People needn’t fear that Alzheimer’s disease is an inevitable result of aging. A study from Qingdao University in China found that up to two in every three cases of Alzheimer’s could have been prevented if the person had followed one or more of nine lifestyle conditions. The researchers reviewed the findings of 323 studies, altogether involving more than 5,000 patients and comparing 93 conditions with the potential to affect Alzheimer’s risk. Results showed that nine conditions stood out as risk factors for the disease:
- a high body mass index indicating being overweight in middle-age,

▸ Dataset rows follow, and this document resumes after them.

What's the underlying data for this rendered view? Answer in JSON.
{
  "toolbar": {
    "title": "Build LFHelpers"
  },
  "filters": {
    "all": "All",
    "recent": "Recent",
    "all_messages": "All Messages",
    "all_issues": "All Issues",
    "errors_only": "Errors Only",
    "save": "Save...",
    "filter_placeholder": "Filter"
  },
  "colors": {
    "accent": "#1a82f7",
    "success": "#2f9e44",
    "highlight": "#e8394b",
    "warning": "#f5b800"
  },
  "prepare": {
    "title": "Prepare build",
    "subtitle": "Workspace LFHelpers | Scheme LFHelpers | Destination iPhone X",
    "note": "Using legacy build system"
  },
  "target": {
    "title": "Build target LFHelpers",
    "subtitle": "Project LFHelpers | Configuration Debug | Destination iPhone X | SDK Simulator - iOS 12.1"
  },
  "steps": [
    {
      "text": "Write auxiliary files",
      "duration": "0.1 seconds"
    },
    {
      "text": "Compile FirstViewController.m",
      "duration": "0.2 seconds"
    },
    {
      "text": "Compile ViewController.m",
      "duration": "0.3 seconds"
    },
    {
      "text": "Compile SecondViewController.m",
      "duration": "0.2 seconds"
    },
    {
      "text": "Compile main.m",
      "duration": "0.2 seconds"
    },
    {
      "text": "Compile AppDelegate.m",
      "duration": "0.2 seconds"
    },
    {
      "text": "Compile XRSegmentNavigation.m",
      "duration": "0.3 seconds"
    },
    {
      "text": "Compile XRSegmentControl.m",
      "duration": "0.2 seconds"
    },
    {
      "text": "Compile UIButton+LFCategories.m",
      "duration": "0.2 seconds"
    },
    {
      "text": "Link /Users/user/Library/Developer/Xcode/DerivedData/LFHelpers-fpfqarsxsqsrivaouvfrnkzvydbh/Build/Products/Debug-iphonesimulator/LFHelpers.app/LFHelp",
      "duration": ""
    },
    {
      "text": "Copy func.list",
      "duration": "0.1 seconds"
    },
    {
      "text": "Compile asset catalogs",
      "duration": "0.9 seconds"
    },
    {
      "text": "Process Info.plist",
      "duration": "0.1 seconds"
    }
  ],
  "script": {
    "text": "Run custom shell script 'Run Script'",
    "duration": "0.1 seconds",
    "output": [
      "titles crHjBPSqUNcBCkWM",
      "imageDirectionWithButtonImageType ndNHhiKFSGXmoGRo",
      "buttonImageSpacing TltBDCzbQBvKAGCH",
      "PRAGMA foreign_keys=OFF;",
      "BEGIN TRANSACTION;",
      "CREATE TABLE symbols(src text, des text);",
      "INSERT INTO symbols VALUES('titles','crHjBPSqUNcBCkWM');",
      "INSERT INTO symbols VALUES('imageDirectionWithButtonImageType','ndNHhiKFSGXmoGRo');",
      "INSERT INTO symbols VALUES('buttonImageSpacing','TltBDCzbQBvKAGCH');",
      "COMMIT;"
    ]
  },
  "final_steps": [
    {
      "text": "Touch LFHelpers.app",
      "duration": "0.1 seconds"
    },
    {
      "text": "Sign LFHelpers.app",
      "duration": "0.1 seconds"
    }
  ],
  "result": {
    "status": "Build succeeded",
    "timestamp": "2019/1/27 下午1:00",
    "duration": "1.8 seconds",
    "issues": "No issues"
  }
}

- carotid artery disease,
- high blood pressure,
- being frail and unfit,
- being poorly educated,
- having high levels of homocysteine,
- being a smoker, or
- having type 2 diabetes.
Researchers also discovered that the best way to protect the brain was to follow a healthy diet like the Mediterranean diet, which is rich in omega-3-rich seafood, colorful vegetables, and whole grains. Some vitamins, such as folate, also lowered risk.
Researchers at the National Institute on Aging in Baltimore report that people who are overweight at age 50-years have a high risk for developing Alzheimer’s disease earlier in life. For each unit increase in body mass index, Alzheimer’s set in about seven months earlier.
In Perspective: After age 65, the risk of Alzheimer’s disease doubles every five years. At least two out of five people 85-years-old and older are living with the devastating condition. If that isn’t enough to encourage taking care of yourself, I’m not sure what is!!
Xu W, Tan L, Wang H, et al: Meta-analysis of modifiable risk factors for Alzheimer’s disease. Journal of Neurology, Neurosurgery & Psychiatry 2015;August 21, 2015.
Chuang Y, An Y, Bilget M, et al: Midlife adiposity predicts earlier onset of Alzheimer’s dementia, neuropathology and presymptomatic cerebral amyloid accumulation. Molecular Psychiatry 2015; September 1st.